■ **Required action**:
Would you output all the lines below precisely as they stand, leaving each picture out?

App and web page records:
________________

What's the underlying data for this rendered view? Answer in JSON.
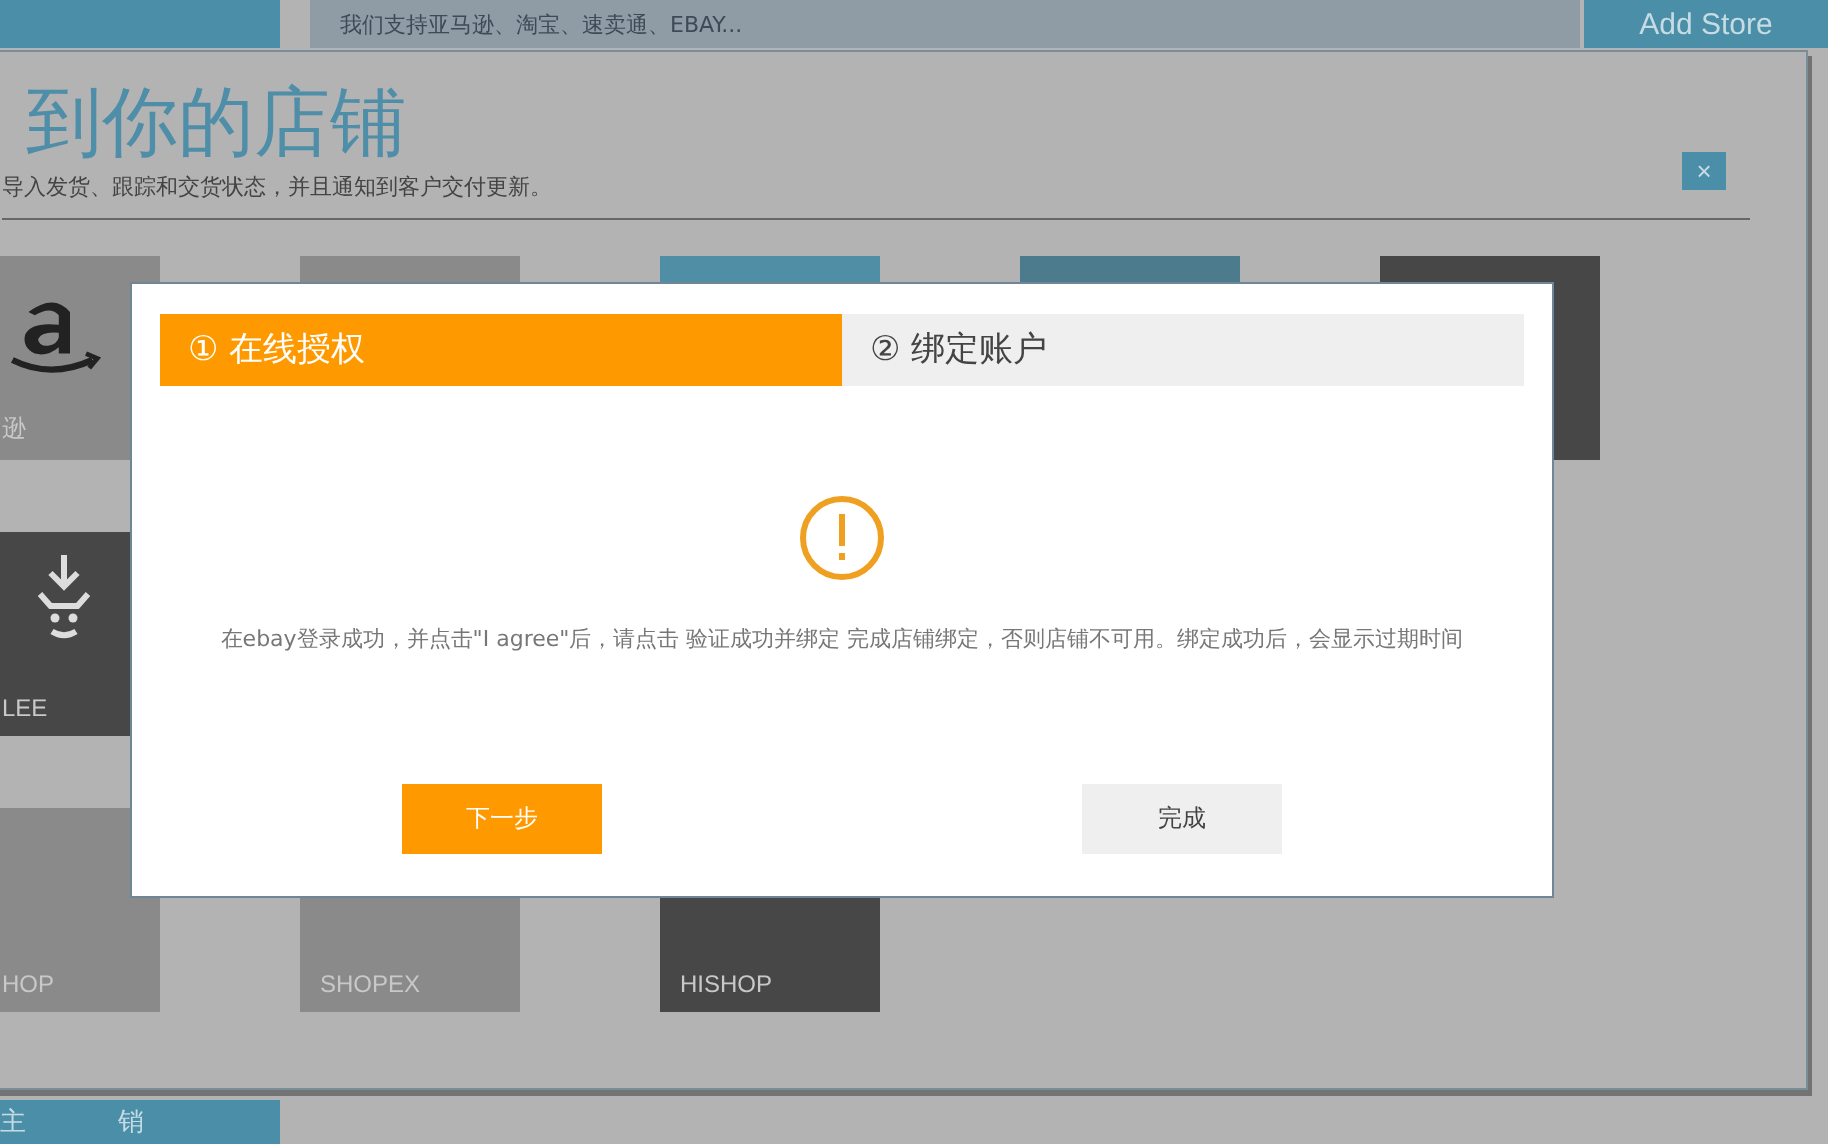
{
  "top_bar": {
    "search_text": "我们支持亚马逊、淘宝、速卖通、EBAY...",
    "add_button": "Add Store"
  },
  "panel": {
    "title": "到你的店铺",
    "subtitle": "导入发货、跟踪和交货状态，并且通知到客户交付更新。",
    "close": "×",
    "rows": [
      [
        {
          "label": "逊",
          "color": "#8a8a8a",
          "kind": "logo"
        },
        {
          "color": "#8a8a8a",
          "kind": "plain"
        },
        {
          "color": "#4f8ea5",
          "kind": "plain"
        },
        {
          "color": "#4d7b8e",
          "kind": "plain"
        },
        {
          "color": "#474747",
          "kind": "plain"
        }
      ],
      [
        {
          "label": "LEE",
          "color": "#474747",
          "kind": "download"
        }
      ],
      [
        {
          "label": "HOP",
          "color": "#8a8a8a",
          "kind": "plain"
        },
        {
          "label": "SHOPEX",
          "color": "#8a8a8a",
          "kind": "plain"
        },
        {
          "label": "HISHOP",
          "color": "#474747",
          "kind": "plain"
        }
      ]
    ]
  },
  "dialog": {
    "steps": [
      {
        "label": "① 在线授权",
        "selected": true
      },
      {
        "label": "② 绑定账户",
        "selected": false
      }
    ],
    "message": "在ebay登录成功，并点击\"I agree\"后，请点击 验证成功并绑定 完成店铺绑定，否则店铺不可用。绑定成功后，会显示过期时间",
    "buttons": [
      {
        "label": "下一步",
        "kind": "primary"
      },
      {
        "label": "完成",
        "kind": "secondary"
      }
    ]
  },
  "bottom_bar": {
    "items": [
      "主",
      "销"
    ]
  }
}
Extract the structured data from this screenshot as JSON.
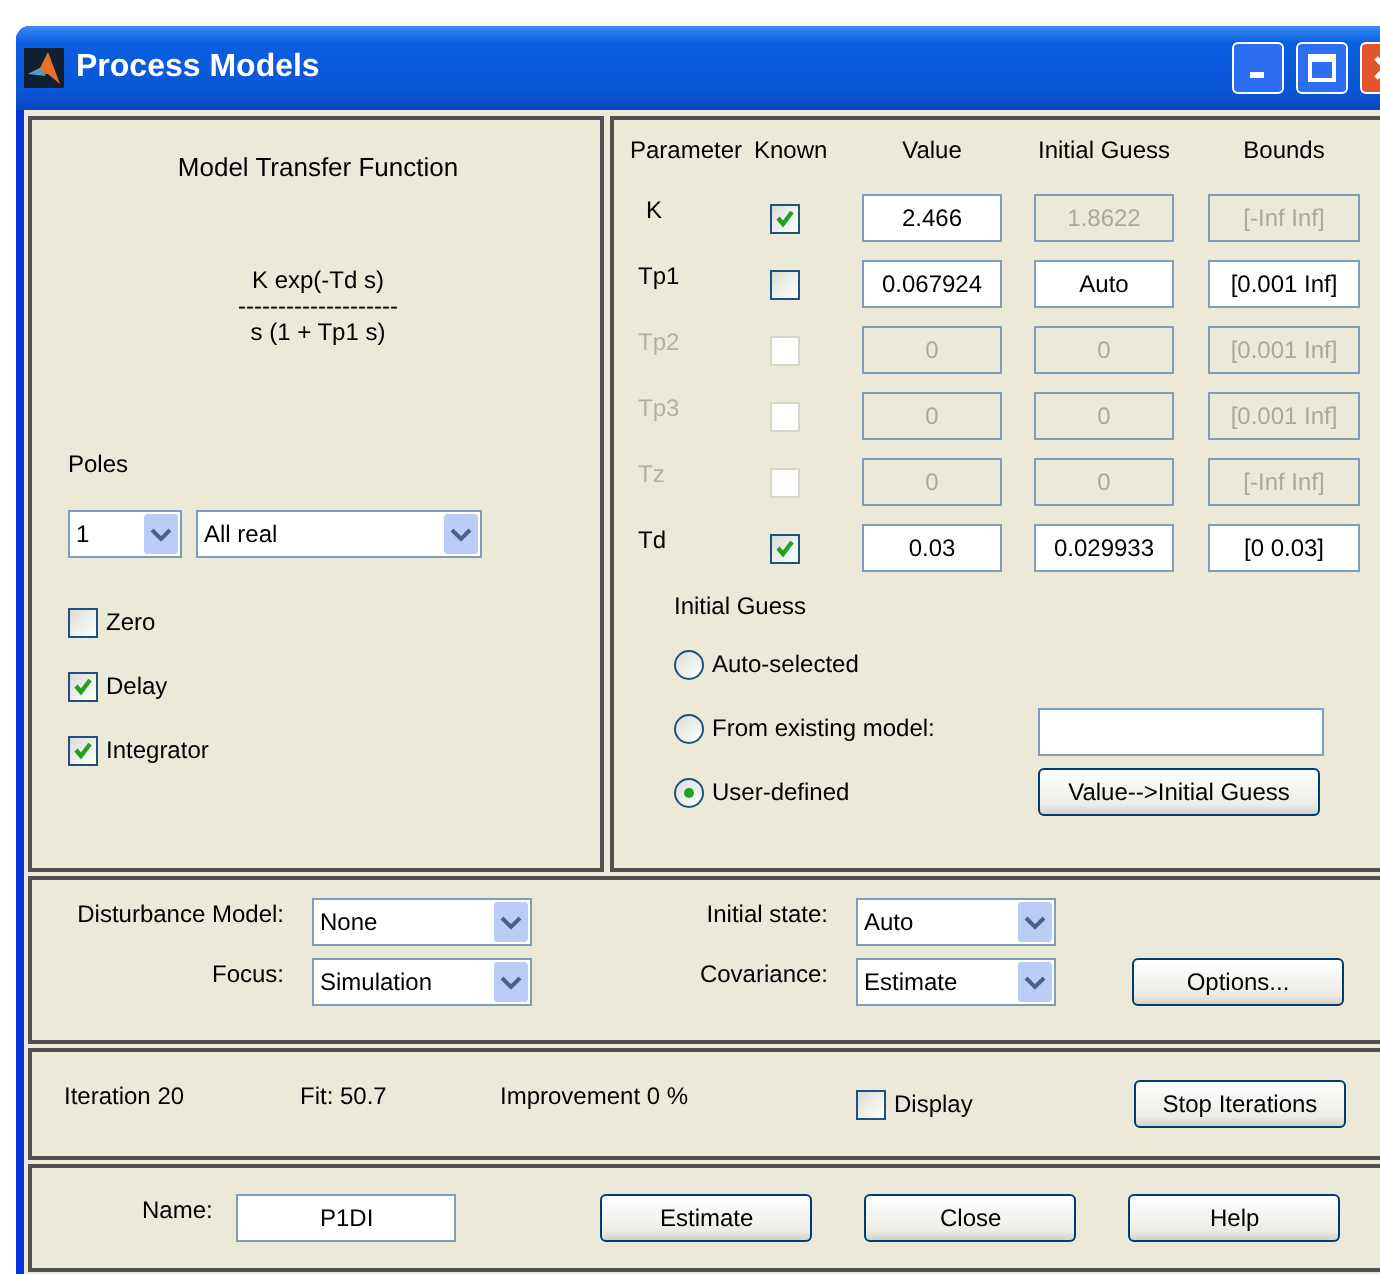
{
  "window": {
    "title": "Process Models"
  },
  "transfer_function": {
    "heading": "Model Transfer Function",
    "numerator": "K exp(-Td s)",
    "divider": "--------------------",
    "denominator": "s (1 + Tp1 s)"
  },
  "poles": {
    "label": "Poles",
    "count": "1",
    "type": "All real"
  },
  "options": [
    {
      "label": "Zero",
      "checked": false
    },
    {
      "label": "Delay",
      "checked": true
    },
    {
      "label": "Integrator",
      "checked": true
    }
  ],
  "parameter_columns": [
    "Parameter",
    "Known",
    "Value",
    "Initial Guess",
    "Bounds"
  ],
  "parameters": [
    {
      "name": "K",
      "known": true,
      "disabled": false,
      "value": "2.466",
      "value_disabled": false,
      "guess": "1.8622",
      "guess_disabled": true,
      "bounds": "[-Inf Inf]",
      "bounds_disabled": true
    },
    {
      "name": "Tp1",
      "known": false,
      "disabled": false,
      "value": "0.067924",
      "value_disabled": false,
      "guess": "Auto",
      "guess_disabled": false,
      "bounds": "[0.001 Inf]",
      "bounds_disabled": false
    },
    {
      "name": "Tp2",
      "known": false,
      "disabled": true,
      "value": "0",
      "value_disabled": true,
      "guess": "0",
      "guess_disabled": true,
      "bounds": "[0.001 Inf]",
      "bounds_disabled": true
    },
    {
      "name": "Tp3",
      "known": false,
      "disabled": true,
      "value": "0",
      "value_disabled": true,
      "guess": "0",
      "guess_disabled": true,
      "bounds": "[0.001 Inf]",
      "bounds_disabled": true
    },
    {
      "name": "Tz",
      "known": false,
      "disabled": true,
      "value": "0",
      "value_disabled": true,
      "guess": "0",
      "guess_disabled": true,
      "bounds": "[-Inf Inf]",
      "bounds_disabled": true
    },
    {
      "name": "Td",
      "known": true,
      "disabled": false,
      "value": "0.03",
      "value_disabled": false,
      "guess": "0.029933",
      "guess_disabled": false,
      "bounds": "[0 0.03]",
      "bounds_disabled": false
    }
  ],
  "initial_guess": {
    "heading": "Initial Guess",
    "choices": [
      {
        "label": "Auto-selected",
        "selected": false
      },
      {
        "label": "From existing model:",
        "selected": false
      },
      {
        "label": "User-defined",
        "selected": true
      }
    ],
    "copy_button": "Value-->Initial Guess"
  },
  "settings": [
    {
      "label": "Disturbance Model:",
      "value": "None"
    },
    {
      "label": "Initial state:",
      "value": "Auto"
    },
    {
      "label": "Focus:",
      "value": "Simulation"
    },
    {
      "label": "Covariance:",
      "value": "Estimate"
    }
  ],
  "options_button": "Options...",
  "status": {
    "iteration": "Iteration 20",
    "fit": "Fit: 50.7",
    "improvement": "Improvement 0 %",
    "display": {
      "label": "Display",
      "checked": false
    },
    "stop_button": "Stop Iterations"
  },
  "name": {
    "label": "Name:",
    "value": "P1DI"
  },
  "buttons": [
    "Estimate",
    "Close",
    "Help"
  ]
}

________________

■ **Completed task**:
What's the underlying data for this rendered view? Answer in JSON.
{
  "top_bar": {
    "search_text": "我们支持亚马逊、淘宝、速卖通、EBAY...",
    "add_button": "Add Store"
  },
  "panel": {
    "title": "到你的店铺",
    "subtitle": "导入发货、跟踪和交货状态，并且通知到客户交付更新。",
    "close": "×",
    "rows": [
      [
        {
          "label": "逊",
          "color": "#8a8a8a",
          "kind": "logo"
        },
        {
          "color": "#8a8a8a",
          "kind": "plain"
        },
        {
          "color": "#4f8ea5",
          "kind": "plain"
        },
        {
          "color": "#4d7b8e",
          "kind": "plain"
        },
        {
          "color": "#474747",
          "kind": "plain"
        }
      ],
      [
        {
          "label": "LEE",
          "color": "#474747",
          "kind": "download"
        }
      ],
      [
        {
          "label": "HOP",
          "color": "#8a8a8a",
          "kind": "plain"
        },
        {
          "label": "SHOPEX",
          "color": "#8a8a8a",
          "kind": "plain"
        },
        {
          "label": "HISHOP",
          "color": "#474747",
          "kind": "plain"
        }
      ]
    ]
  },
  "dialog": {
    "steps": [
      {
        "label": "① 在线授权",
        "selected": true
      },
      {
        "label": "② 绑定账户",
        "selected": false
      }
    ],
    "message": "在ebay登录成功，并点击\"I agree\"后，请点击 验证成功并绑定 完成店铺绑定，否则店铺不可用。绑定成功后，会显示过期时间",
    "buttons": [
      {
        "label": "下一步",
        "kind": "primary"
      },
      {
        "label": "完成",
        "kind": "secondary"
      }
    ]
  },
  "bottom_bar": {
    "items": [
      "主",
      "销"
    ]
  }
}
Extract the structured data from this screenshot as JSON.
{
  "window": {
    "title": "Process Models"
  },
  "transfer_function": {
    "heading": "Model Transfer Function",
    "numerator": "K exp(-Td s)",
    "divider": "--------------------",
    "denominator": "s (1 + Tp1 s)"
  },
  "poles": {
    "label": "Poles",
    "count": "1",
    "type": "All real"
  },
  "options": [
    {
      "label": "Zero",
      "checked": false
    },
    {
      "label": "Delay",
      "checked": true
    },
    {
      "label": "Integrator",
      "checked": true
    }
  ],
  "parameter_columns": [
    "Parameter",
    "Known",
    "Value",
    "Initial Guess",
    "Bounds"
  ],
  "parameters": [
    {
      "name": "K",
      "known": true,
      "disabled": false,
      "value": "2.466",
      "value_disabled": false,
      "guess": "1.8622",
      "guess_disabled": true,
      "bounds": "[-Inf Inf]",
      "bounds_disabled": true
    },
    {
      "name": "Tp1",
      "known": false,
      "disabled": false,
      "value": "0.067924",
      "value_disabled": false,
      "guess": "Auto",
      "guess_disabled": false,
      "bounds": "[0.001 Inf]",
      "bounds_disabled": false
    },
    {
      "name": "Tp2",
      "known": false,
      "disabled": true,
      "value": "0",
      "value_disabled": true,
      "guess": "0",
      "guess_disabled": true,
      "bounds": "[0.001 Inf]",
      "bounds_disabled": true
    },
    {
      "name": "Tp3",
      "known": false,
      "disabled": true,
      "value": "0",
      "value_disabled": true,
      "guess": "0",
      "guess_disabled": true,
      "bounds": "[0.001 Inf]",
      "bounds_disabled": true
    },
    {
      "name": "Tz",
      "known": false,
      "disabled": true,
      "value": "0",
      "value_disabled": true,
      "guess": "0",
      "guess_disabled": true,
      "bounds": "[-Inf Inf]",
      "bounds_disabled": true
    },
    {
      "name": "Td",
      "known": true,
      "disabled": false,
      "value": "0.03",
      "value_disabled": false,
      "guess": "0.029933",
      "guess_disabled": false,
      "bounds": "[0 0.03]",
      "bounds_disabled": false
    }
  ],
  "initial_guess": {
    "heading": "Initial Guess",
    "choices": [
      {
        "label": "Auto-selected",
        "selected": false
      },
      {
        "label": "From existing model:",
        "selected": false
      },
      {
        "label": "User-defined",
        "selected": true
      }
    ],
    "copy_button": "Value-->Initial Guess"
  },
  "settings": [
    {
      "label": "Disturbance Model:",
      "value": "None"
    },
    {
      "label": "Initial state:",
      "value": "Auto"
    },
    {
      "label": "Focus:",
      "value": "Simulation"
    },
    {
      "label": "Covariance:",
      "value": "Estimate"
    }
  ],
  "options_button": "Options...",
  "status": {
    "iteration": "Iteration 20",
    "fit": "Fit: 50.7",
    "improvement": "Improvement 0 %",
    "display": {
      "label": "Display",
      "checked": false
    },
    "stop_button": "Stop Iterations"
  },
  "name": {
    "label": "Name:",
    "value": "P1DI"
  },
  "buttons": [
    "Estimate",
    "Close",
    "Help"
  ]
}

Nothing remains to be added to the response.